RECORD EXCERPTS:

——

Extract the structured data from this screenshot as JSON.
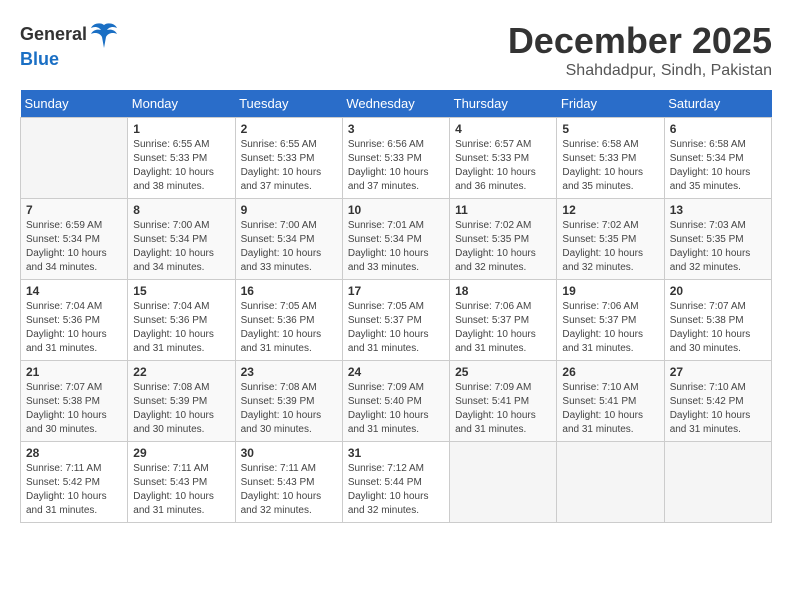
{
  "logo": {
    "text1": "General",
    "text2": "Blue"
  },
  "title": "December 2025",
  "location": "Shahdadpur, Sindh, Pakistan",
  "weekdays": [
    "Sunday",
    "Monday",
    "Tuesday",
    "Wednesday",
    "Thursday",
    "Friday",
    "Saturday"
  ],
  "weeks": [
    [
      {
        "day": "",
        "info": ""
      },
      {
        "day": "1",
        "info": "Sunrise: 6:55 AM\nSunset: 5:33 PM\nDaylight: 10 hours\nand 38 minutes."
      },
      {
        "day": "2",
        "info": "Sunrise: 6:55 AM\nSunset: 5:33 PM\nDaylight: 10 hours\nand 37 minutes."
      },
      {
        "day": "3",
        "info": "Sunrise: 6:56 AM\nSunset: 5:33 PM\nDaylight: 10 hours\nand 37 minutes."
      },
      {
        "day": "4",
        "info": "Sunrise: 6:57 AM\nSunset: 5:33 PM\nDaylight: 10 hours\nand 36 minutes."
      },
      {
        "day": "5",
        "info": "Sunrise: 6:58 AM\nSunset: 5:33 PM\nDaylight: 10 hours\nand 35 minutes."
      },
      {
        "day": "6",
        "info": "Sunrise: 6:58 AM\nSunset: 5:34 PM\nDaylight: 10 hours\nand 35 minutes."
      }
    ],
    [
      {
        "day": "7",
        "info": "Sunrise: 6:59 AM\nSunset: 5:34 PM\nDaylight: 10 hours\nand 34 minutes."
      },
      {
        "day": "8",
        "info": "Sunrise: 7:00 AM\nSunset: 5:34 PM\nDaylight: 10 hours\nand 34 minutes."
      },
      {
        "day": "9",
        "info": "Sunrise: 7:00 AM\nSunset: 5:34 PM\nDaylight: 10 hours\nand 33 minutes."
      },
      {
        "day": "10",
        "info": "Sunrise: 7:01 AM\nSunset: 5:34 PM\nDaylight: 10 hours\nand 33 minutes."
      },
      {
        "day": "11",
        "info": "Sunrise: 7:02 AM\nSunset: 5:35 PM\nDaylight: 10 hours\nand 32 minutes."
      },
      {
        "day": "12",
        "info": "Sunrise: 7:02 AM\nSunset: 5:35 PM\nDaylight: 10 hours\nand 32 minutes."
      },
      {
        "day": "13",
        "info": "Sunrise: 7:03 AM\nSunset: 5:35 PM\nDaylight: 10 hours\nand 32 minutes."
      }
    ],
    [
      {
        "day": "14",
        "info": "Sunrise: 7:04 AM\nSunset: 5:36 PM\nDaylight: 10 hours\nand 31 minutes."
      },
      {
        "day": "15",
        "info": "Sunrise: 7:04 AM\nSunset: 5:36 PM\nDaylight: 10 hours\nand 31 minutes."
      },
      {
        "day": "16",
        "info": "Sunrise: 7:05 AM\nSunset: 5:36 PM\nDaylight: 10 hours\nand 31 minutes."
      },
      {
        "day": "17",
        "info": "Sunrise: 7:05 AM\nSunset: 5:37 PM\nDaylight: 10 hours\nand 31 minutes."
      },
      {
        "day": "18",
        "info": "Sunrise: 7:06 AM\nSunset: 5:37 PM\nDaylight: 10 hours\nand 31 minutes."
      },
      {
        "day": "19",
        "info": "Sunrise: 7:06 AM\nSunset: 5:37 PM\nDaylight: 10 hours\nand 31 minutes."
      },
      {
        "day": "20",
        "info": "Sunrise: 7:07 AM\nSunset: 5:38 PM\nDaylight: 10 hours\nand 30 minutes."
      }
    ],
    [
      {
        "day": "21",
        "info": "Sunrise: 7:07 AM\nSunset: 5:38 PM\nDaylight: 10 hours\nand 30 minutes."
      },
      {
        "day": "22",
        "info": "Sunrise: 7:08 AM\nSunset: 5:39 PM\nDaylight: 10 hours\nand 30 minutes."
      },
      {
        "day": "23",
        "info": "Sunrise: 7:08 AM\nSunset: 5:39 PM\nDaylight: 10 hours\nand 30 minutes."
      },
      {
        "day": "24",
        "info": "Sunrise: 7:09 AM\nSunset: 5:40 PM\nDaylight: 10 hours\nand 31 minutes."
      },
      {
        "day": "25",
        "info": "Sunrise: 7:09 AM\nSunset: 5:41 PM\nDaylight: 10 hours\nand 31 minutes."
      },
      {
        "day": "26",
        "info": "Sunrise: 7:10 AM\nSunset: 5:41 PM\nDaylight: 10 hours\nand 31 minutes."
      },
      {
        "day": "27",
        "info": "Sunrise: 7:10 AM\nSunset: 5:42 PM\nDaylight: 10 hours\nand 31 minutes."
      }
    ],
    [
      {
        "day": "28",
        "info": "Sunrise: 7:11 AM\nSunset: 5:42 PM\nDaylight: 10 hours\nand 31 minutes."
      },
      {
        "day": "29",
        "info": "Sunrise: 7:11 AM\nSunset: 5:43 PM\nDaylight: 10 hours\nand 31 minutes."
      },
      {
        "day": "30",
        "info": "Sunrise: 7:11 AM\nSunset: 5:43 PM\nDaylight: 10 hours\nand 32 minutes."
      },
      {
        "day": "31",
        "info": "Sunrise: 7:12 AM\nSunset: 5:44 PM\nDaylight: 10 hours\nand 32 minutes."
      },
      {
        "day": "",
        "info": ""
      },
      {
        "day": "",
        "info": ""
      },
      {
        "day": "",
        "info": ""
      }
    ]
  ]
}
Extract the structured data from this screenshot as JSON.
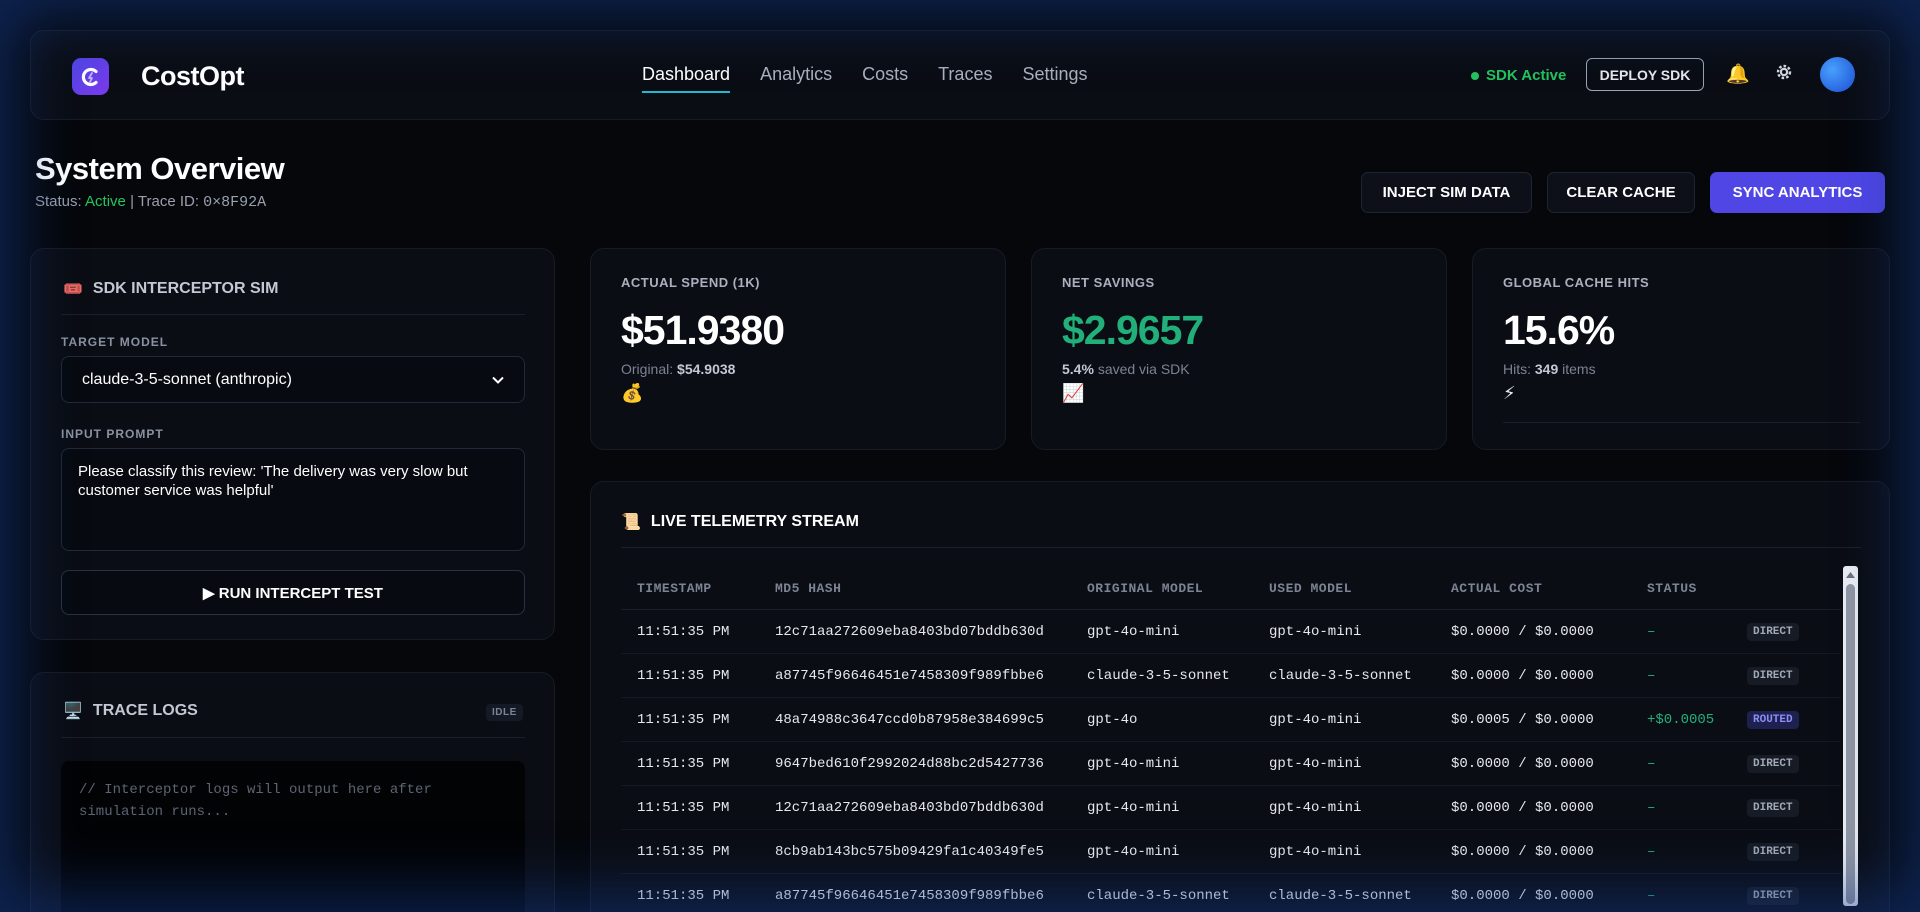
{
  "header": {
    "brand": "CostOpt",
    "nav": [
      "Dashboard",
      "Analytics",
      "Costs",
      "Traces",
      "Settings"
    ],
    "active_nav": "Dashboard",
    "sdk_status": "SDK Active",
    "deploy_label": "DEPLOY SDK",
    "icons": [
      "bell-icon",
      "gear-icon",
      "avatar"
    ]
  },
  "page": {
    "title": "System Overview",
    "status_prefix": "Status:",
    "status_value": "Active",
    "trace_prefix": "| Trace ID:",
    "trace_id": "0×8F92A",
    "actions": [
      "INJECT SIM DATA",
      "CLEAR CACHE",
      "SYNC ANALYTICS"
    ]
  },
  "interceptor": {
    "title": "SDK INTERCEPTOR SIM",
    "model_label": "TARGET MODEL",
    "model_value": "claude-3-5-sonnet (anthropic)",
    "prompt_label": "INPUT PROMPT",
    "prompt_value": "Please classify this review: 'The delivery was very slow but customer service was helpful'",
    "run_label": "▶ RUN INTERCEPT TEST"
  },
  "trace_logs": {
    "title": "TRACE LOGS",
    "badge": "IDLE",
    "placeholder": "// Interceptor logs will output here after simulation runs..."
  },
  "stats": {
    "spend": {
      "label": "ACTUAL SPEND (1K)",
      "value": "$51.9380",
      "sub_prefix": "Original:",
      "sub_value": "$54.9038",
      "icon": "💰"
    },
    "savings": {
      "label": "NET SAVINGS",
      "value": "$2.9657",
      "sub_value": "5.4%",
      "sub_suffix": "saved via SDK",
      "icon": "📈"
    },
    "cache": {
      "label": "GLOBAL CACHE HITS",
      "value": "15.6%",
      "sub_prefix": "Hits:",
      "sub_value": "349",
      "sub_suffix": "items",
      "icon": "⚡"
    }
  },
  "telemetry": {
    "title": "LIVE TELEMETRY STREAM",
    "columns": [
      "TIMESTAMP",
      "MD5 HASH",
      "ORIGINAL MODEL",
      "USED MODEL",
      "ACTUAL COST",
      "STATUS"
    ],
    "rows": [
      {
        "time": "11:51:35 PM",
        "hash": "12c71aa272609eba8403bd07bddb630d",
        "original": "gpt-4o-mini",
        "used": "gpt-4o-mini",
        "cost": "$0.0000 / $0.0000",
        "savings": "–",
        "status": "DIRECT"
      },
      {
        "time": "11:51:35 PM",
        "hash": "a87745f96646451e7458309f989fbbe6",
        "original": "claude-3-5-sonnet",
        "used": "claude-3-5-sonnet",
        "cost": "$0.0000 / $0.0000",
        "savings": "–",
        "status": "DIRECT"
      },
      {
        "time": "11:51:35 PM",
        "hash": "48a74988c3647ccd0b87958e384699c5",
        "original": "gpt-4o",
        "used": "gpt-4o-mini",
        "cost": "$0.0005 / $0.0000",
        "savings": "+$0.0005",
        "status": "ROUTED"
      },
      {
        "time": "11:51:35 PM",
        "hash": "9647bed610f2992024d88bc2d5427736",
        "original": "gpt-4o-mini",
        "used": "gpt-4o-mini",
        "cost": "$0.0000 / $0.0000",
        "savings": "–",
        "status": "DIRECT"
      },
      {
        "time": "11:51:35 PM",
        "hash": "12c71aa272609eba8403bd07bddb630d",
        "original": "gpt-4o-mini",
        "used": "gpt-4o-mini",
        "cost": "$0.0000 / $0.0000",
        "savings": "–",
        "status": "DIRECT"
      },
      {
        "time": "11:51:35 PM",
        "hash": "8cb9ab143bc575b09429fa1c40349fe5",
        "original": "gpt-4o-mini",
        "used": "gpt-4o-mini",
        "cost": "$0.0000 / $0.0000",
        "savings": "–",
        "status": "DIRECT"
      },
      {
        "time": "11:51:35 PM",
        "hash": "a87745f96646451e7458309f989fbbe6",
        "original": "claude-3-5-sonnet",
        "used": "claude-3-5-sonnet",
        "cost": "$0.0000 / $0.0000",
        "savings": "–",
        "status": "DIRECT"
      }
    ]
  },
  "colors": {
    "accent": "#4f46e5",
    "success": "#22c55e",
    "teal": "#22b8cf"
  }
}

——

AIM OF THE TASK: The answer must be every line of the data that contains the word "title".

YOUR SOLUTION:
  "title": "December 2025",
    "title": "System Overview",
    "title": "SDK INTERCEPTOR SIM",
    "title": "TRACE LOGS",
    "title": "LIVE TELEMETRY STREAM",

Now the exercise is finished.